## Task to carry out
Copy all lines holding the word "example" from the entries.

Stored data

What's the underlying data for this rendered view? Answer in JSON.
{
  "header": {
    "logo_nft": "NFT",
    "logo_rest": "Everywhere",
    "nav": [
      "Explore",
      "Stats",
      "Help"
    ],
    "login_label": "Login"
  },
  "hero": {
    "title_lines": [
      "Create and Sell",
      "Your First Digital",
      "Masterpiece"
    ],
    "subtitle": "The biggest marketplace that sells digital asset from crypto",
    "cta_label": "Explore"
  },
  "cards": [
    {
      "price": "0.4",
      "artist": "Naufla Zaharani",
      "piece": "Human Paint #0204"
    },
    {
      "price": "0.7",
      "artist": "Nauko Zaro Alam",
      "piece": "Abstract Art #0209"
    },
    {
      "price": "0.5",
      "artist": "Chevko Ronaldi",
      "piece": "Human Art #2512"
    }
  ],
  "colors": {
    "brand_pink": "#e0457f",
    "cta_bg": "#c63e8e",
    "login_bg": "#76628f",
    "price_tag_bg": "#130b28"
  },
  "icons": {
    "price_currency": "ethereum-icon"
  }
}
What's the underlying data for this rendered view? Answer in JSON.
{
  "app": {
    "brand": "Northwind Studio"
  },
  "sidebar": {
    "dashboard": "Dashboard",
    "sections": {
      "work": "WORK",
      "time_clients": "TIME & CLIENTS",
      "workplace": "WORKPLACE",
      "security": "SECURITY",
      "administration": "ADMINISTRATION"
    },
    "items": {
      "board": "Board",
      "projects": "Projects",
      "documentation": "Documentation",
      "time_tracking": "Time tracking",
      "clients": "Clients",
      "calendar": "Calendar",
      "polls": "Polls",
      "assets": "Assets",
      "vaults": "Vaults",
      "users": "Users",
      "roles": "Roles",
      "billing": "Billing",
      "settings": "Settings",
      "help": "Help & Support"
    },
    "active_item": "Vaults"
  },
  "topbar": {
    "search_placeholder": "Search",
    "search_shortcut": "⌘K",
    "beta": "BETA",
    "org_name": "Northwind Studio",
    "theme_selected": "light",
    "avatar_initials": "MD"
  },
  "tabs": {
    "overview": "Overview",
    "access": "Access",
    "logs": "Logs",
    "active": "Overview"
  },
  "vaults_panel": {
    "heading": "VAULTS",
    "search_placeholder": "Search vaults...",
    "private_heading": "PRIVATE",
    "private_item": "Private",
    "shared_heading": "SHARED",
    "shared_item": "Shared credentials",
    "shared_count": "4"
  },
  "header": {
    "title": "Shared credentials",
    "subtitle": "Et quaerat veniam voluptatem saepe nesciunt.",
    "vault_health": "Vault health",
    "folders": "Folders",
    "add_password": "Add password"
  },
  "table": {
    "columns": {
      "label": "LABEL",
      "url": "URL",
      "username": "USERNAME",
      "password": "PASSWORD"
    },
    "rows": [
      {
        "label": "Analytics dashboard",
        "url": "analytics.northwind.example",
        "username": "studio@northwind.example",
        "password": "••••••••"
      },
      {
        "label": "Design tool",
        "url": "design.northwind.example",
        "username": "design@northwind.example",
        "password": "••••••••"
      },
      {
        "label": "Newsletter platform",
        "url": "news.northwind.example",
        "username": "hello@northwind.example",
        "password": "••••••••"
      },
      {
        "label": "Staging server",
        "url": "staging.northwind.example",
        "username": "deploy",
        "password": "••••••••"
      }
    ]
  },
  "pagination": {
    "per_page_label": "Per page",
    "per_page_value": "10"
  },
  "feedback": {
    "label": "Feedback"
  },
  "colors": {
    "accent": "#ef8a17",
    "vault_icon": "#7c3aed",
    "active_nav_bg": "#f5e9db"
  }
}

## Written reply
        "url": "analytics.northwind.example",
        "username": "studio@northwind.example",
        "url": "design.northwind.example",
        "username": "design@northwind.example",
        "url": "news.northwind.example",
        "username": "hello@northwind.example",
        "url": "staging.northwind.example",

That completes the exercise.